We thought we would do it again at Pentecost – but God reminded us that he was in control and would tell us what to do through the community. So ten days after Easter, someone said she had enjoyed church on Easter day at our house so much, could she come every week? Of course we didn't have a church but as I tried to think what to say she filled in the blanks! '10.30, your house on Sunday?' 'Sure!' And so the next Sunday, church began. The lady who asked me has never been, but that first Sunday, two families came and we saw our first person become a Christian a couple of weeks later on 24th April. We saw her life transform and she was the first to be baptised. Praise God we have seen others come to faith and be baptized too.
As we continued to work in the community the number of people exploring faith grew and we moved out of my house, first to the new school hall then into the community centre. We became a recognised church called The Stowe and part of the Baptist Union of Great Britain at the start of 2013.
We have continued to seek to unconditionally love and bless the community and we have worked alongside people of all faiths and none to establish a charitable community association and build healthy partnerships between the community and wider bodies such as the council and developers. The line between church and community is very blurred but we believe God is in it all and we have seen him bless this estate. This is very encouraging as the current houses are just the first 875 of 4,500 so we have a long way to go yet.
I'd love to share more with you about how God has worked in the local community – through giving us a word to wash the feet of the community, resulting in regular pamper nights, and another word about an empowerment course. I'd like to tell you more about the people who have come to faith, about healings, and lives that have been changed. I'd love to tell you about our community activities, community trips, church camping weekends, our schools' work and my years as chair of governors in the new school and our new work with children, youth and families. But there isn't space for it all!
One of the greatest blessings is seeing new Christians grasping the vision to love and bless this community, some even taking on leadership.
This is particularly significant now as I've now been appointed the Pioneer Mission Enabler for the Southern Counties Baptist Association (SCBA). I'm supporting communities and projects already taking place in the region,helping people to build on mature church traditions and explore what pioneer mission looks like in their context. I'm working alongside people engaging with existing communities and helping to identifying new housing areas, make connections with other community stakeholders and create partnerships. It's exciting to see opportunities already developing.
It's a half-time role so I'll still be at The Stowe and I see the new job as being very much connected to the practical work on the ground. The words 'teaching hospital' come to mind because when people come to visit to see what we're doing here and join in, God seems to inspire them to go and love and bless their own communities.
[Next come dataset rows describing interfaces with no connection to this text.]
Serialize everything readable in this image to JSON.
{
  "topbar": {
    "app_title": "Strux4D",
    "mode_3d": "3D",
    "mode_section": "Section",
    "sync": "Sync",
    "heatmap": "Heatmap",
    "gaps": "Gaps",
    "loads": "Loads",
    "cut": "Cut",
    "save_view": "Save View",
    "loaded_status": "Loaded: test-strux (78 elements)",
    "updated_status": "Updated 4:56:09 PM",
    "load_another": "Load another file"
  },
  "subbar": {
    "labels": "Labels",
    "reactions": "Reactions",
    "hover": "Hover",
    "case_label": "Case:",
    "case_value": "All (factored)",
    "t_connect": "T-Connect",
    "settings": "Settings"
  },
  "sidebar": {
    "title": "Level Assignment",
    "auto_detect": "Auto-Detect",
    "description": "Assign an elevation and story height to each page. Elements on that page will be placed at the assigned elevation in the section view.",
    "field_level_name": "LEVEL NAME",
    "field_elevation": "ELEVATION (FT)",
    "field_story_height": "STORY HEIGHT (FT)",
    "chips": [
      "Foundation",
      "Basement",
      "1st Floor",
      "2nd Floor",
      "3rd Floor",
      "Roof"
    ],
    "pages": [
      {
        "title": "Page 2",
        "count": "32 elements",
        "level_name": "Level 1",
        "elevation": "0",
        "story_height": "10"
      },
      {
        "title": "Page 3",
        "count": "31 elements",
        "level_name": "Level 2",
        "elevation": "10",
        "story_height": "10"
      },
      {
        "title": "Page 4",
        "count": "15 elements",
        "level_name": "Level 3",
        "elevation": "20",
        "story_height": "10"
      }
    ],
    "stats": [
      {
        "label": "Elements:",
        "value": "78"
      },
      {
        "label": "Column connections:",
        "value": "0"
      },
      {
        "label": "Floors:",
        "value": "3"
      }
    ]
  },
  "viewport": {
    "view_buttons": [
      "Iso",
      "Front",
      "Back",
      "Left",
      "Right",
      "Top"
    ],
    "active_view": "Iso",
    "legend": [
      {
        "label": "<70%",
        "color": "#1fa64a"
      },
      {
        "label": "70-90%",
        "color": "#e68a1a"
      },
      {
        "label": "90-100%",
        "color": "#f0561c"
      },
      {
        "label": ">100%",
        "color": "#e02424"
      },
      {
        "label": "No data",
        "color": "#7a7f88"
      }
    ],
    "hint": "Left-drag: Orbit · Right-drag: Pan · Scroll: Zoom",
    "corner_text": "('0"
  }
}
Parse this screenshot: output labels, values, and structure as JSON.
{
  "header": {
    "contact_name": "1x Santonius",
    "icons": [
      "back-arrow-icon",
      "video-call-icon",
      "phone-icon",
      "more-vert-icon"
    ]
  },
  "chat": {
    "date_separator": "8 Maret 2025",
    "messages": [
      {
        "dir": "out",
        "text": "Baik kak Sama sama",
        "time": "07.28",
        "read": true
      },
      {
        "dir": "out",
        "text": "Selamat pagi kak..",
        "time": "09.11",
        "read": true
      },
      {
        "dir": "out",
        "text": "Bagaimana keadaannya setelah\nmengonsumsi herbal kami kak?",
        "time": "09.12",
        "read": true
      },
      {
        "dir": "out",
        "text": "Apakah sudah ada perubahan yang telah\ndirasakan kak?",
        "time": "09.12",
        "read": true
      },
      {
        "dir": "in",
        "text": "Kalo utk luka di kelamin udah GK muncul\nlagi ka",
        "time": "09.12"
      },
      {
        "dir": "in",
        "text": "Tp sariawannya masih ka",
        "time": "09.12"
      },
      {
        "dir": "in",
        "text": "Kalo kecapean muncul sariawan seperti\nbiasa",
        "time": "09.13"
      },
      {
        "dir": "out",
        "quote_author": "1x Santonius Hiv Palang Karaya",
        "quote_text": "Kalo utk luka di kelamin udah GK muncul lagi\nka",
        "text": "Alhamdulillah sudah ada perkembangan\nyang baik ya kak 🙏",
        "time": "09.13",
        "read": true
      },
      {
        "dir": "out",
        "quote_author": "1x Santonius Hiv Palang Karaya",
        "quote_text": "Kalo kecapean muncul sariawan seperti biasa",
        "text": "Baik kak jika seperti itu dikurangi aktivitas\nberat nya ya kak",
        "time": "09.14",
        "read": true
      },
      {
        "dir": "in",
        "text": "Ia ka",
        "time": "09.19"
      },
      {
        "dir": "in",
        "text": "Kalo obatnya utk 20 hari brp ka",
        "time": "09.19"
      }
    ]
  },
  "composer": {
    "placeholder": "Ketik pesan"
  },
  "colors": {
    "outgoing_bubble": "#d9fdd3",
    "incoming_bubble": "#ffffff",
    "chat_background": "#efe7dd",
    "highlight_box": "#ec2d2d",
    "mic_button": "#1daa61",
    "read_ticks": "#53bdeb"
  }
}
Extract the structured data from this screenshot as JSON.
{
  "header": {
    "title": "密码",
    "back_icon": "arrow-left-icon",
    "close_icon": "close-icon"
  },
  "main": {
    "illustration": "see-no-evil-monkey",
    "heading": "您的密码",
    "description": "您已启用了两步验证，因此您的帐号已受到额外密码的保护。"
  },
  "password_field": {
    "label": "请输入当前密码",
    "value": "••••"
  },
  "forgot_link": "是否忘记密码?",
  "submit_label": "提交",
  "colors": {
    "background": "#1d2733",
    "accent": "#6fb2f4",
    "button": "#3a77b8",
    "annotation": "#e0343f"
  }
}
Also some of the community here are keen to support other churches locally; it's part of them being connected to the wider church.
Of course there are and will continue to be many challenges within the Stowe and SCBA as we seek to pioneer. New churches are fragile – people who explore faith come and go as the parable of the sower tells us. But God has done more than we could have asked or imagined and I look forward to joining in with what he is continuing to do both locally and regionally.